AIM OF THE EXERCISE | Of all the lines in these entries, count those that contain "columns" and give only the total.

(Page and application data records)
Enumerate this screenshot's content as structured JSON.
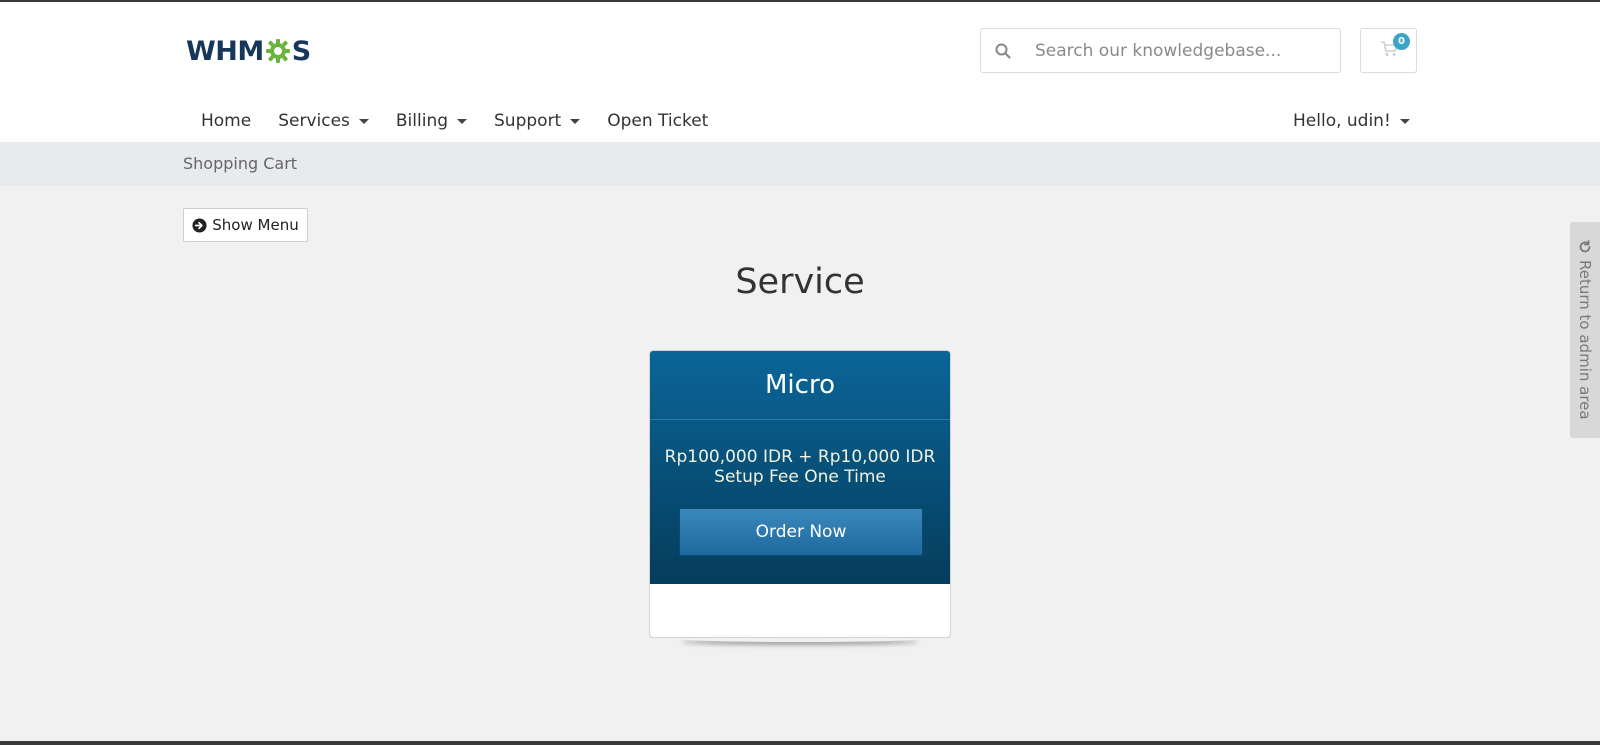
{
  "header": {
    "logo_prefix": "WHM",
    "logo_suffix": "S",
    "search": {
      "placeholder": "Search our knowledgebase..."
    },
    "cart": {
      "count": "0"
    }
  },
  "nav": {
    "items": [
      {
        "label": "Home",
        "dropdown": false
      },
      {
        "label": "Services",
        "dropdown": true
      },
      {
        "label": "Billing",
        "dropdown": true
      },
      {
        "label": "Support",
        "dropdown": true
      },
      {
        "label": "Open Ticket",
        "dropdown": false
      }
    ],
    "user_greeting": "Hello, udin!"
  },
  "breadcrumb": {
    "current": "Shopping Cart"
  },
  "sidebar_toggle": {
    "label": "Show Menu"
  },
  "page": {
    "title": "Service"
  },
  "product": {
    "name": "Micro",
    "price_line1": "Rp100,000 IDR + Rp10,000 IDR",
    "price_line2": "Setup Fee One Time",
    "order_label": "Order Now"
  },
  "admin_link": {
    "label": "Return to admin area"
  },
  "colors": {
    "logo_text": "#16375a",
    "logo_gear": "#6ab43e",
    "product_header": "#0a6597",
    "order_button": "#2a77ad",
    "cart_badge": "#3ca5c6"
  }
}
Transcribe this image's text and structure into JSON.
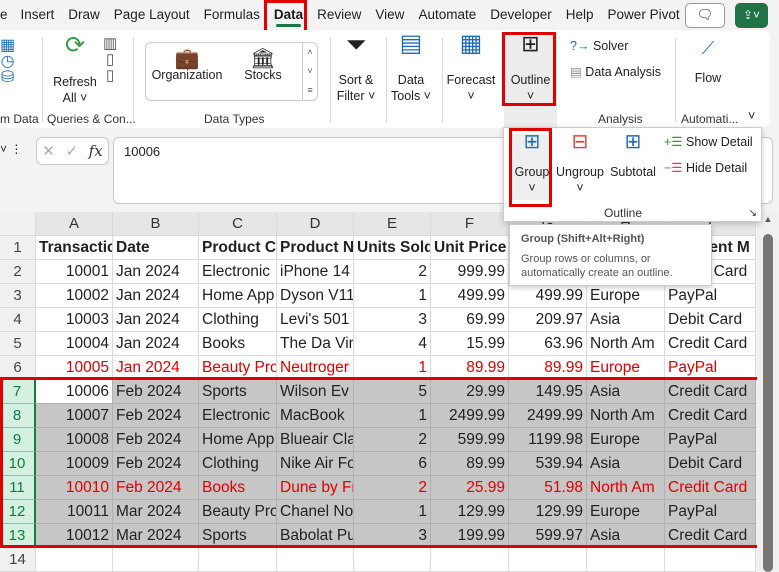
{
  "tabs": [
    "e",
    "Insert",
    "Draw",
    "Page Layout",
    "Formulas",
    "Data",
    "Review",
    "View",
    "Automate",
    "Developer",
    "Help",
    "Power Pivot"
  ],
  "active_tab": "Data",
  "ribbon": {
    "get_data_group": "m Data",
    "refresh": "Refresh",
    "refresh_all": "All",
    "queries_group": "Queries & Con...",
    "organization": "Organization",
    "stocks": "Stocks",
    "data_types_group": "Data Types",
    "sort_filter_1": "Sort &",
    "sort_filter_2": "Filter",
    "data_tools_1": "Data",
    "data_tools_2": "Tools",
    "forecast": "Forecast",
    "outline": "Outline",
    "solver": "Solver",
    "data_analysis": "Data Analysis",
    "analysis_group": "Analysis",
    "flow": "Flow",
    "automation_group": "Automati..."
  },
  "outline_panel": {
    "group": "Group",
    "ungroup": "Ungroup",
    "subtotal": "Subtotal",
    "show_detail": "Show Detail",
    "hide_detail": "Hide Detail",
    "title": "Outline"
  },
  "tooltip": {
    "title": "Group (Shift+Alt+Right)",
    "body": "Group rows or columns, or automatically create an outline."
  },
  "formula_bar": {
    "value": "10006",
    "fx": "fx"
  },
  "columns": [
    "A",
    "B",
    "C",
    "D",
    "E",
    "F",
    "G",
    "H",
    "I"
  ],
  "header_row": [
    "Transactic",
    "Date",
    "Product C",
    "Product N",
    "Units Sold",
    "Unit Price",
    "",
    "",
    "Payment M"
  ],
  "rows": [
    [
      "10001",
      "Jan 2024",
      "Electronic",
      "iPhone 14",
      "2",
      "999.99",
      "",
      "",
      "Credit Card"
    ],
    [
      "10002",
      "Jan 2024",
      "Home App",
      "Dyson V11",
      "1",
      "499.99",
      "499.99",
      "Europe",
      "PayPal"
    ],
    [
      "10003",
      "Jan 2024",
      "Clothing",
      "Levi's 501",
      "3",
      "69.99",
      "209.97",
      "Asia",
      "Debit Card"
    ],
    [
      "10004",
      "Jan 2024",
      "Books",
      "The Da Vin",
      "4",
      "15.99",
      "63.96",
      "North Am",
      "Credit Card"
    ],
    [
      "10005",
      "Jan 2024",
      "Beauty Pro",
      "Neutroger",
      "1",
      "89.99",
      "89.99",
      "Europe",
      "PayPal"
    ],
    [
      "10006",
      "Feb 2024",
      "Sports",
      "Wilson Ev",
      "5",
      "29.99",
      "149.95",
      "Asia",
      "Credit Card"
    ],
    [
      "10007",
      "Feb 2024",
      "Electronic",
      "MacBook",
      "1",
      "2499.99",
      "2499.99",
      "North Am",
      "Credit Card"
    ],
    [
      "10008",
      "Feb 2024",
      "Home App",
      "Blueair Cla",
      "2",
      "599.99",
      "1199.98",
      "Europe",
      "PayPal"
    ],
    [
      "10009",
      "Feb 2024",
      "Clothing",
      "Nike Air Fo",
      "6",
      "89.99",
      "539.94",
      "Asia",
      "Debit Card"
    ],
    [
      "10010",
      "Feb 2024",
      "Books",
      "Dune by Fr",
      "2",
      "25.99",
      "51.98",
      "North Am",
      "Credit Card"
    ],
    [
      "10011",
      "Mar 2024",
      "Beauty Pro",
      "Chanel No",
      "1",
      "129.99",
      "129.99",
      "Europe",
      "PayPal"
    ],
    [
      "10012",
      "Mar 2024",
      "Sports",
      "Babolat Pu",
      "3",
      "199.99",
      "599.97",
      "Asia",
      "Credit Card"
    ]
  ],
  "red_rows": [
    6,
    11
  ],
  "selected_rows": [
    7,
    8,
    9,
    10,
    11,
    12,
    13
  ],
  "colors": {
    "accent": "#217346",
    "highlight": "#e00000",
    "selection": "#c6c6c6"
  }
}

REPLY | 2